There’s a lot of old money in the Berkshires. You see it; the old estates sit like proud lions on hills. You smell it; the food is thoughtful, not rushed. You hear it; people talk about books, business, travel, not reality TV shows or sports. You touch it; hotel linens are crisp yet soft, sofas and settees are velvety. Down the road, while Mrs. Wharton’s servants were unpacking her belongings, Blantyre was being built. It was 1901, a new century and new beginnings at these two estates designed to echo what America still loved about Europe. Blantyre is where I spent last week, hiding out from moody skies, eating too much bacon and drinking too much wine. For six days, I wandered around Blantyre with a side trip to The Mount, thinking about old-money families with their big, airy houses, their little dogs, their multi-course meals, feeling thankful for my more scrappy upbringing, my happy marriage, my small 1926 colonial with its clawfoot bathtubs and erratic power circuits, my healthy, quirky tween-age daughter. While at Blantyre, I paid off my student loan, nearly $50,000 in debt that had been trailing me since 1996. No one paved my way, and when I was in my 20s that annoyed me. But after walking around Edith Wharton’s house the day after that final payment, I felt grateful. Living small, I thought, feels good.

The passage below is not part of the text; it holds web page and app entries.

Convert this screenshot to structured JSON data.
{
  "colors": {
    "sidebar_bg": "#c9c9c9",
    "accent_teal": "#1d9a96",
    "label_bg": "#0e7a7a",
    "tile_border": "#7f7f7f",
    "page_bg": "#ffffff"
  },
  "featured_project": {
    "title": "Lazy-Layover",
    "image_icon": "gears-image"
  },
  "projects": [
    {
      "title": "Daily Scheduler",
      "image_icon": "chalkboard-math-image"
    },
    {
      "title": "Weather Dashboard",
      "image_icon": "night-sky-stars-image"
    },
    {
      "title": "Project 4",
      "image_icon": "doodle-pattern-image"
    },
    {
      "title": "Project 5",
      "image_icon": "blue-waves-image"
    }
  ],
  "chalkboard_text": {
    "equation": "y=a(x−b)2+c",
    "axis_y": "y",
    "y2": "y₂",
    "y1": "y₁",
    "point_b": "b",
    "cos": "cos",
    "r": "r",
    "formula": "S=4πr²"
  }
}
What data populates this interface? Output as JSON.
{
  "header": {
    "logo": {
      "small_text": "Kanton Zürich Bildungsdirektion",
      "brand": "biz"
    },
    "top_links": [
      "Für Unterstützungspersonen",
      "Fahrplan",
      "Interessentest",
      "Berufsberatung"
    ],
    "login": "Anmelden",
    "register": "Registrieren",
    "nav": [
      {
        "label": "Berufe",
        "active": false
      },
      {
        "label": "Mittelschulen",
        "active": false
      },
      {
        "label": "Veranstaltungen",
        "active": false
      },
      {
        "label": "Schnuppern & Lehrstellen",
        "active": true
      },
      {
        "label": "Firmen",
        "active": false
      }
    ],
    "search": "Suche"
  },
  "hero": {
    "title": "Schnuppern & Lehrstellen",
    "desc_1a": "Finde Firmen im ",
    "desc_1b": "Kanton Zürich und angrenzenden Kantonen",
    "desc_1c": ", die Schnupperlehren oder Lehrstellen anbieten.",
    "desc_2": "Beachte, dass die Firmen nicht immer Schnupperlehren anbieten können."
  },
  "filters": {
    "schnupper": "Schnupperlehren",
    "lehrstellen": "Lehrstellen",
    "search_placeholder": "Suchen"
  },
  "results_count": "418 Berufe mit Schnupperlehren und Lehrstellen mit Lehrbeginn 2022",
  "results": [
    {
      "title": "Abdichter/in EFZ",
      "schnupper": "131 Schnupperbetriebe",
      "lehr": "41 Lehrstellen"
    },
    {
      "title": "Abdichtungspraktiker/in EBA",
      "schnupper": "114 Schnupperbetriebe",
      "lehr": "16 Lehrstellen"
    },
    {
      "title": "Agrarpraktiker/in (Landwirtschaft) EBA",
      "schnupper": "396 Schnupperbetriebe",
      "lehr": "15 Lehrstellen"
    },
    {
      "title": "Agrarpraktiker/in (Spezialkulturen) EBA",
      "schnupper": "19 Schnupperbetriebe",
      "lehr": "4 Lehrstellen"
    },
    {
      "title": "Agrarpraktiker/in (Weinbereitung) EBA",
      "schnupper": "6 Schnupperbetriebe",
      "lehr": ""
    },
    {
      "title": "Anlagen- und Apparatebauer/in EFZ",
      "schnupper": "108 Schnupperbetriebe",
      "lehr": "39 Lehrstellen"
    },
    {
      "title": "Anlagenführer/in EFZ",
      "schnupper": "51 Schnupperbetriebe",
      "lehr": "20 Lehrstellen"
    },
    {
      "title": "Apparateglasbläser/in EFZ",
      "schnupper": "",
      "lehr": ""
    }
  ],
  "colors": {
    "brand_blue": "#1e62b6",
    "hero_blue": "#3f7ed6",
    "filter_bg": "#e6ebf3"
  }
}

The problem with the Berkshires is that I keep enjoying it through windows, usually the windows of very beautiful places like Blantyre and The Mount. I was there in January visiting Kripalu; I returned in November and spent most of the week indoors at Wishing Stone Writers Workshop, which is worth every penny, and that’s coming from a gal who didn’t start out with a lot of pennies.

(The main entrance at Blantyre and then below, elsewhere around the estate.)




(The music room that served as our class room at Blantyre, a dreamy place to discuss words.)

As wonderful as Wishing Stone was, for the most part I again experienced the Berkshires from the inside looking out. I didn’t hike the mountains; I looked at them from a window. I didn’t walk through the leaves; I watched them fall while sitting in an ornate music room critiquing stories. The branches were bare after my week there, as if fall had finished falling while I was inside reading and writing. Twice when I walked back from the main house to my room at the carriage house by the end of the road, I stood outside looking at the gibbous moon until I was too cold, grateful to have the long walk back just to walk about. Did Edith Wharton ever feel that way? Did she ever look out her window and worry the seasons were passing too quickly and she was missing out? I love burrowing into a good book on a cold day, but the Berkshires makes me want to stay outside longer even when the temperatures suggest otherwise.

So I will go back to Western Massachusetts. Again. And again. And again. Spring. Summer. Another autumn there and definitely more of winter. While visiting The Mount, I wondered, did Edith Wharton enjoy the seasons as I do? Did she find beauty in small things? She struck me as a woman so consumed by her wealthy lifestyle, her books, her dogs. She didn’t come across as someone I would enjoy talking to or want to know. But that’s the problem with history; you’re not there to tell your own story. Maybe she’s a peach.